» **Entries provided**
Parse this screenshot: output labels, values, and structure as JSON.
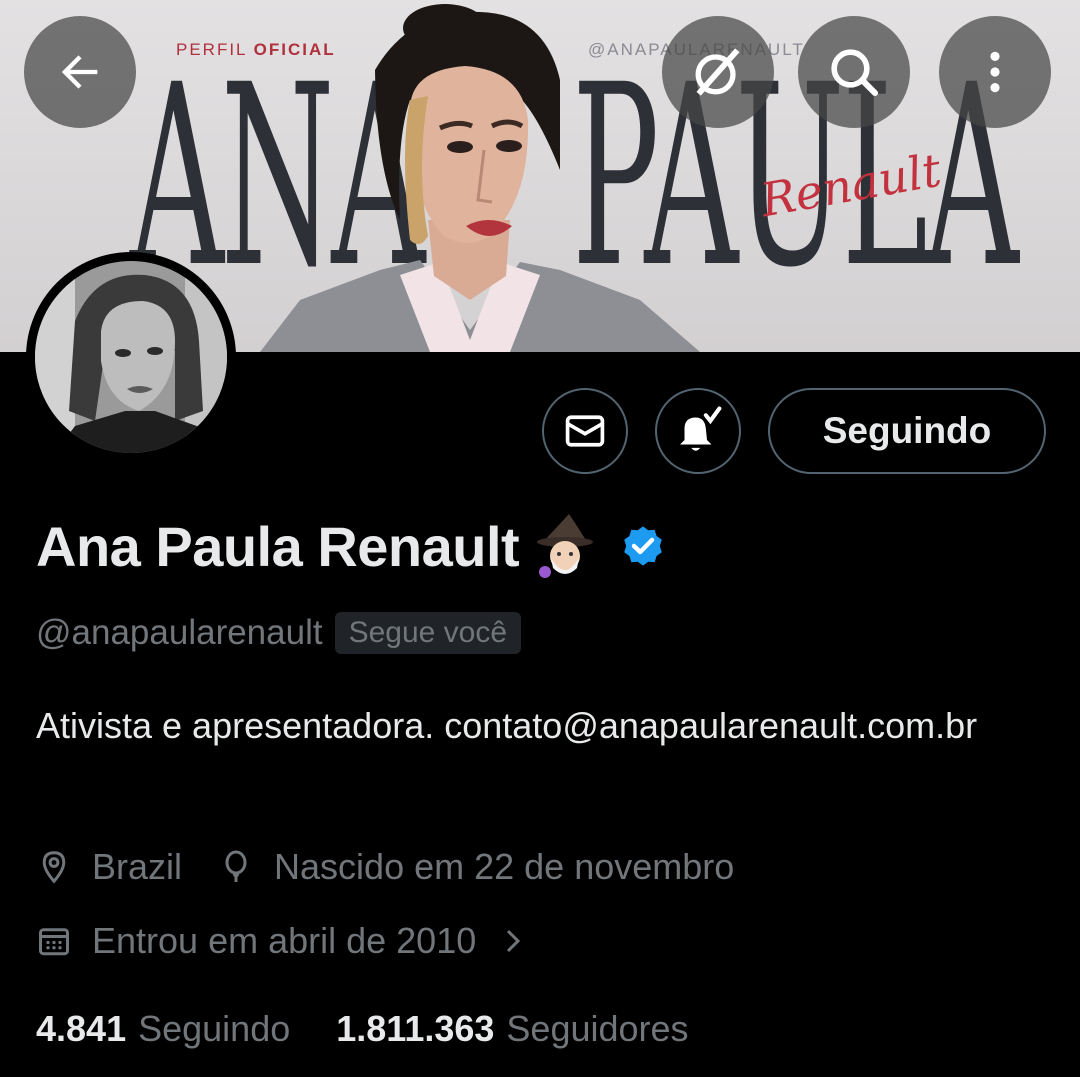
{
  "banner": {
    "perfil_prefix": "PERFIL ",
    "perfil_bold": "OFICIAL",
    "social_handle": "@ANAPAULARENAULT",
    "title_left": "ANA",
    "title_right": "PAULA",
    "script_name": "Renault"
  },
  "header": {
    "back_icon": "arrow-left-icon",
    "grok_icon": "grok-icon",
    "search_icon": "search-icon",
    "more_icon": "more-vertical-icon"
  },
  "actions": {
    "message_icon": "envelope-icon",
    "notify_icon": "bell-check-icon",
    "follow_label": "Seguindo"
  },
  "profile": {
    "name": "Ana Paula Renault",
    "name_emoji": "wizard-emoji",
    "verified": "verified-badge-icon",
    "handle": "@anapaularenault",
    "follows_you": "Segue você",
    "bio": "Ativista e apresentadora. contato@anapaularenault.com.br",
    "location": "Brazil",
    "birthday": "Nascido em 22 de novembro",
    "joined": "Entrou em abril de 2010"
  },
  "stats": {
    "following_count": "4.841",
    "following_label": "Seguindo",
    "followers_count": "1.811.363",
    "followers_label": "Seguidores"
  },
  "colors": {
    "background": "#000000",
    "text_primary": "#e7e9ea",
    "text_secondary": "#71767b",
    "border": "#536471",
    "verified": "#1d9bf0",
    "banner_accent": "#c2313d"
  }
}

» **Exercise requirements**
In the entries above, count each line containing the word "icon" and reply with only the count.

» **Response box**
7